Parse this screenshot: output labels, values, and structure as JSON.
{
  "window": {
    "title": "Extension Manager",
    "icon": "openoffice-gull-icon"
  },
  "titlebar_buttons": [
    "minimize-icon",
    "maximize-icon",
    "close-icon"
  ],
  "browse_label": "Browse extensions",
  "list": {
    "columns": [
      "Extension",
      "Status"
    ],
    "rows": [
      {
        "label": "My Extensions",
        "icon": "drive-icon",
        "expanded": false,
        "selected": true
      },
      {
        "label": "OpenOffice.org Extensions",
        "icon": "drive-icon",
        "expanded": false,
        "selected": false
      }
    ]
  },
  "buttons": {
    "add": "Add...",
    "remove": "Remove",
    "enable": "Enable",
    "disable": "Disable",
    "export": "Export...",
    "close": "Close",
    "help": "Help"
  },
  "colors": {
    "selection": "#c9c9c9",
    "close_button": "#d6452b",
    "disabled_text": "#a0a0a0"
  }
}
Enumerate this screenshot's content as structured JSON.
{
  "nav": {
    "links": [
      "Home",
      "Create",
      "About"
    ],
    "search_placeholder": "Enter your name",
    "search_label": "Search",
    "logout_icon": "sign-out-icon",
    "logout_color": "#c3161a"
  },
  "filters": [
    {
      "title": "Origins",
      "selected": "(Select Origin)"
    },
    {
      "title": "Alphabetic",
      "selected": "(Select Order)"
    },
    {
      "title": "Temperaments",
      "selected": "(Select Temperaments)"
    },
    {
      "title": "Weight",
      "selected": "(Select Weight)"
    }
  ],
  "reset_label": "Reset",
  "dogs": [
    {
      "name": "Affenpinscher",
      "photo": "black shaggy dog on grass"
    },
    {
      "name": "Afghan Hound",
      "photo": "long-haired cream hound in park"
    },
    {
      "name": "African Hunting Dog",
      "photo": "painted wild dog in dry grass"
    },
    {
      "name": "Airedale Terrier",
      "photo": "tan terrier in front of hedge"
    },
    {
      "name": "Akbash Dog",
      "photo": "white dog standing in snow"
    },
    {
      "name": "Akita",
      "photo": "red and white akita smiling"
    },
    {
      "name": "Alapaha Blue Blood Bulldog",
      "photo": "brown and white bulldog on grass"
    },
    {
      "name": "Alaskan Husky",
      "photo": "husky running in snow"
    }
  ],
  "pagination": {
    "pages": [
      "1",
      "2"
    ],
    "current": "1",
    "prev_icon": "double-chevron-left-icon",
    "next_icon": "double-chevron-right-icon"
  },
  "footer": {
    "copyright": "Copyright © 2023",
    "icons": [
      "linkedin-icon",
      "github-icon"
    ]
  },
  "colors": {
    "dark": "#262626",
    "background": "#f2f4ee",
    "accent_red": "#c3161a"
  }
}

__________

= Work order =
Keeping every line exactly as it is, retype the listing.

= Output for this exercise =
Parse this screenshot: output labels, values, and structure as JSON.
{
  "window": {
    "title": "Extension Manager",
    "icon": "openoffice-gull-icon"
  },
  "titlebar_buttons": [
    "minimize-icon",
    "maximize-icon",
    "close-icon"
  ],
  "browse_label": "Browse extensions",
  "list": {
    "columns": [
      "Extension",
      "Status"
    ],
    "rows": [
      {
        "label": "My Extensions",
        "icon": "drive-icon",
        "expanded": false,
        "selected": true
      },
      {
        "label": "OpenOffice.org Extensions",
        "icon": "drive-icon",
        "expanded": false,
        "selected": false
      }
    ]
  },
  "buttons": {
    "add": "Add...",
    "remove": "Remove",
    "enable": "Enable",
    "disable": "Disable",
    "export": "Export...",
    "close": "Close",
    "help": "Help"
  },
  "colors": {
    "selection": "#c9c9c9",
    "close_button": "#d6452b",
    "disabled_text": "#a0a0a0"
  }
}
Enumerate this screenshot's content as structured JSON.
{
  "nav": {
    "links": [
      "Home",
      "Create",
      "About"
    ],
    "search_placeholder": "Enter your name",
    "search_label": "Search",
    "logout_icon": "sign-out-icon",
    "logout_color": "#c3161a"
  },
  "filters": [
    {
      "title": "Origins",
      "selected": "(Select Origin)"
    },
    {
      "title": "Alphabetic",
      "selected": "(Select Order)"
    },
    {
      "title": "Temperaments",
      "selected": "(Select Temperaments)"
    },
    {
      "title": "Weight",
      "selected": "(Select Weight)"
    }
  ],
  "reset_label": "Reset",
  "dogs": [
    {
      "name": "Affenpinscher",
      "photo": "black shaggy dog on grass"
    },
    {
      "name": "Afghan Hound",
      "photo": "long-haired cream hound in park"
    },
    {
      "name": "African Hunting Dog",
      "photo": "painted wild dog in dry grass"
    },
    {
      "name": "Airedale Terrier",
      "photo": "tan terrier in front of hedge"
    },
    {
      "name": "Akbash Dog",
      "photo": "white dog standing in snow"
    },
    {
      "name": "Akita",
      "photo": "red and white akita smiling"
    },
    {
      "name": "Alapaha Blue Blood Bulldog",
      "photo": "brown and white bulldog on grass"
    },
    {
      "name": "Alaskan Husky",
      "photo": "husky running in snow"
    }
  ],
  "pagination": {
    "pages": [
      "1",
      "2"
    ],
    "current": "1",
    "prev_icon": "double-chevron-left-icon",
    "next_icon": "double-chevron-right-icon"
  },
  "footer": {
    "copyright": "Copyright © 2023",
    "icons": [
      "linkedin-icon",
      "github-icon"
    ]
  },
  "colors": {
    "dark": "#262626",
    "background": "#f2f4ee",
    "accent_red": "#c3161a"
  }
}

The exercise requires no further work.